Infectious bursal disease virus (IBDV) infects both domestic and wild birds, and targets the immune system tissues. This results in immunosuppression, leaving infected chickens open to other infections such as E. coli, Salmonella and Mycoplasma. IBDV belongs to the family Birnaviridae, genus Avibirnavirus; two serotypes exist but only serotype 1 is pathogenic. The virus is non-enveloped and has a capsid that contains a double stranded RNA genome that is split into two segments.
IBDV causes infectious bursal disease (also known as Gumboro disease) in poultry. It's genome is split into two segments which can then rearrange (reassort). The very virulent strains of IBDV (vvIBDV) have mutations that allow the virus to replicate faster and cause more severe disease.
- Depression and ruffling of feathers
- Lack of appetite
- Unsteady gate

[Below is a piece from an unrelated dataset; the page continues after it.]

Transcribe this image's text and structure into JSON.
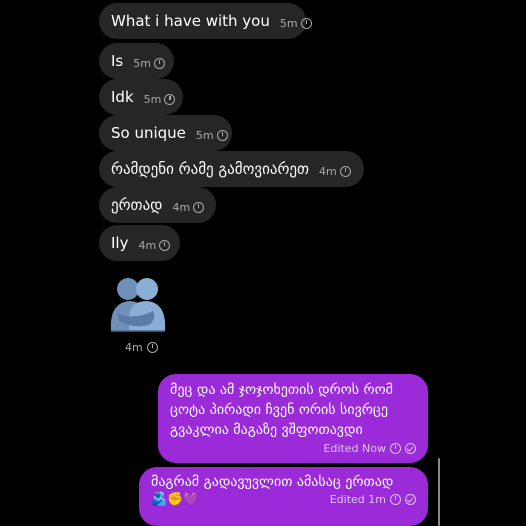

- Reluctance to rise
- Diarrhoea (sometimes bloody)
- Increased rate of infection with secondary diseases
IBDV can be spread via direct contact or by contaminated feed, water and faeces. The virus is very hardy and can persist in poultry house environments for several months or longer even if infected chickens are removed.
The virus is endemic in many parts of the world.
Impact for Society – what are we doing?
IBDV infection can lead to significant morbidity and mortality, and birds that recover may have impaired immune responses, increasing their susceptibility to other infections and reducing their ability to mount effective immune responses in vaccination programmes.
At the Institute, the Avian Viral Diseases Programme has a history of conducting world-class research into IBDV pathogenesis, immunology and vaccine development.
Current research projects are looking at the host factors involved in the viruses life cycle, determining the viral factors that affect IBDV virulence and their function, and evaluation of novel vaccines against IBDV.